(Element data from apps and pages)
-------------------------

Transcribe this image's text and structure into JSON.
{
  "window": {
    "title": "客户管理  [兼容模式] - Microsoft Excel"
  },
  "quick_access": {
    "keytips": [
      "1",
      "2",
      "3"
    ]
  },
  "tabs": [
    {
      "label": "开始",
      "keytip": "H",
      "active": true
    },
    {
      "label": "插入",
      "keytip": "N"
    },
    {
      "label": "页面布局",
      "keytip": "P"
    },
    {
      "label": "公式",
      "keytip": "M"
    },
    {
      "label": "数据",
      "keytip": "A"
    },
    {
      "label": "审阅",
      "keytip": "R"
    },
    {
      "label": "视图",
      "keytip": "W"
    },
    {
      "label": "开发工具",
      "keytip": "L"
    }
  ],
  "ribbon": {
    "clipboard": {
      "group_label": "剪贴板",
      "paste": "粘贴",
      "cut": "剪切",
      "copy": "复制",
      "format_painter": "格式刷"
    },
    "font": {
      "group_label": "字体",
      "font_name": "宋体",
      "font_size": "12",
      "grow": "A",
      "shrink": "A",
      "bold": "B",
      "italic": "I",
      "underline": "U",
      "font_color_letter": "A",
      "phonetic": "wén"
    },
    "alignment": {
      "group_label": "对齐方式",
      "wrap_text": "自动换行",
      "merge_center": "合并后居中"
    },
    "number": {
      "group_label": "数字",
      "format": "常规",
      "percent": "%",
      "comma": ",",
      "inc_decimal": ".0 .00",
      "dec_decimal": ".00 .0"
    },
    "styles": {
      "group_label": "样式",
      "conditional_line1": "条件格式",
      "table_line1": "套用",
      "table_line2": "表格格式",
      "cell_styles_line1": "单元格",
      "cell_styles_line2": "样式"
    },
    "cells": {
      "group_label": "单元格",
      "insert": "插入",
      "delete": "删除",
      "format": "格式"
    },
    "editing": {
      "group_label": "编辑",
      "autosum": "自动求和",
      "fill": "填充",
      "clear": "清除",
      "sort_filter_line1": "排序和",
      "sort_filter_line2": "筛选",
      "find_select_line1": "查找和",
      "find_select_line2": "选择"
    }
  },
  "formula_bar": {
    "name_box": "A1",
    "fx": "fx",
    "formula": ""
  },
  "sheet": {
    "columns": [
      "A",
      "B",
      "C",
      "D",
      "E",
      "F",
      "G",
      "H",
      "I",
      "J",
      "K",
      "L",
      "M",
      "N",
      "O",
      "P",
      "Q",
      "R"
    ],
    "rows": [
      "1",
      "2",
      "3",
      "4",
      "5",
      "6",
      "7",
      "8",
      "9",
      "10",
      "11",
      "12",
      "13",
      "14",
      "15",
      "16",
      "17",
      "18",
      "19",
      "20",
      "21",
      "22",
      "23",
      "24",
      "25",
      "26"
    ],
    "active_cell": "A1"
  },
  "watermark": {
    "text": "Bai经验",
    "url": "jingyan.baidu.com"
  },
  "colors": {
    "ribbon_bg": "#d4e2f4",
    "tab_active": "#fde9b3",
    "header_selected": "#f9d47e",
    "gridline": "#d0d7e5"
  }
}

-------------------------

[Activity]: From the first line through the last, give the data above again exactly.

[Task output]:
Transcribe this image's text and structure into JSON.
{
  "window": {
    "title": "客户管理  [兼容模式] - Microsoft Excel"
  },
  "quick_access": {
    "keytips": [
      "1",
      "2",
      "3"
    ]
  },
  "tabs": [
    {
      "label": "开始",
      "keytip": "H",
      "active": true
    },
    {
      "label": "插入",
      "keytip": "N"
    },
    {
      "label": "页面布局",
      "keytip": "P"
    },
    {
      "label": "公式",
      "keytip": "M"
    },
    {
      "label": "数据",
      "keytip": "A"
    },
    {
      "label": "审阅",
      "keytip": "R"
    },
    {
      "label": "视图",
      "keytip": "W"
    },
    {
      "label": "开发工具",
      "keytip": "L"
    }
  ],
  "ribbon": {
    "clipboard": {
      "group_label": "剪贴板",
      "paste": "粘贴",
      "cut": "剪切",
      "copy": "复制",
      "format_painter": "格式刷"
    },
    "font": {
      "group_label": "字体",
      "font_name": "宋体",
      "font_size": "12",
      "grow": "A",
      "shrink": "A",
      "bold": "B",
      "italic": "I",
      "underline": "U",
      "font_color_letter": "A",
      "phonetic": "wén"
    },
    "alignment": {
      "group_label": "对齐方式",
      "wrap_text": "自动换行",
      "merge_center": "合并后居中"
    },
    "number": {
      "group_label": "数字",
      "format": "常规",
      "percent": "%",
      "comma": ",",
      "inc_decimal": ".0 .00",
      "dec_decimal": ".00 .0"
    },
    "styles": {
      "group_label": "样式",
      "conditional_line1": "条件格式",
      "table_line1": "套用",
      "table_line2": "表格格式",
      "cell_styles_line1": "单元格",
      "cell_styles_line2": "样式"
    },
    "cells": {
      "group_label": "单元格",
      "insert": "插入",
      "delete": "删除",
      "format": "格式"
    },
    "editing": {
      "group_label": "编辑",
      "autosum": "自动求和",
      "fill": "填充",
      "clear": "清除",
      "sort_filter_line1": "排序和",
      "sort_filter_line2": "筛选",
      "find_select_line1": "查找和",
      "find_select_line2": "选择"
    }
  },
  "formula_bar": {
    "name_box": "A1",
    "fx": "fx",
    "formula": ""
  },
  "sheet": {
    "columns": [
      "A",
      "B",
      "C",
      "D",
      "E",
      "F",
      "G",
      "H",
      "I",
      "J",
      "K",
      "L",
      "M",
      "N",
      "O",
      "P",
      "Q",
      "R"
    ],
    "rows": [
      "1",
      "2",
      "3",
      "4",
      "5",
      "6",
      "7",
      "8",
      "9",
      "10",
      "11",
      "12",
      "13",
      "14",
      "15",
      "16",
      "17",
      "18",
      "19",
      "20",
      "21",
      "22",
      "23",
      "24",
      "25",
      "26"
    ],
    "active_cell": "A1"
  },
  "watermark": {
    "text": "Bai经验",
    "url": "jingyan.baidu.com"
  },
  "colors": {
    "ribbon_bg": "#d4e2f4",
    "tab_active": "#fde9b3",
    "header_selected": "#f9d47e",
    "gridline": "#d0d7e5"
  }
}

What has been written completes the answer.